    6. Make Decisions and Plans with Accurate Information from Credible Information Sources In Mind. So need health information? The CDC, major medical institution’s websites, etc. Finance information? Try the Wall Street Journal or Forbes. Also, try to limit the time your consulting news sources to once a day, for a small period of time like 30-60 minutes or less. Definately avoid click bait inflamatory sources like facebook ads and folks flaming the fire of fear.
    7. Shift Your Mindset, Adjust the Culture of Your Family. You cannot possibly be forward thinking and make your best strategic decisions if you’re mired in negativity and stuck in stress or depression. Study after study has proven that stress impedes people’s abilities to function at a high level. Negative thoughts affect actions. Work together with your family to lean into gratitude and postive thought as much as possible. Sure you can react in an emergency and take action that is helpful, yet you cannot keep this up for long and remain healthy. Small steps here make a big difference.

    Remember the Analogy of Walking on Thin Ice and Be Kind to Yourself (and Others). You cannot run out on to a newly frozen lake and expect to survive. You take small baby steps, while listening to the ice crack, sometimes changing direction along with way to get to the other side. This concept stuck me as a fantastic visual after reading the book I’ve quoted a few times here.

    Life is scary right now. We are all quite literally on thin ice when it comes to health and security. So remember the advice of my father (and his father before him): do the best you can with the tools you’ve got. I’d add to that and say expand the tools you’ve got with the ideas in this article, and then do the best you can with them.

    Be well and stay positive!

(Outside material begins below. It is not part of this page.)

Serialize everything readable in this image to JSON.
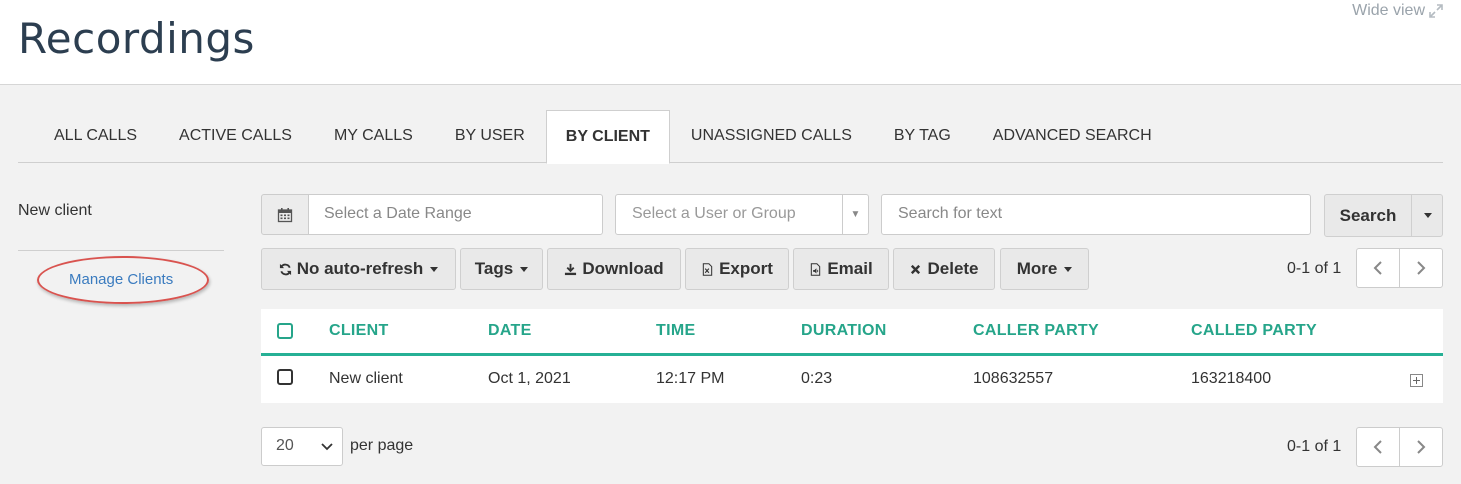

My thoughts are with you all, Elizabeth

    Sources:

    Photographs by Marla Smith Photography.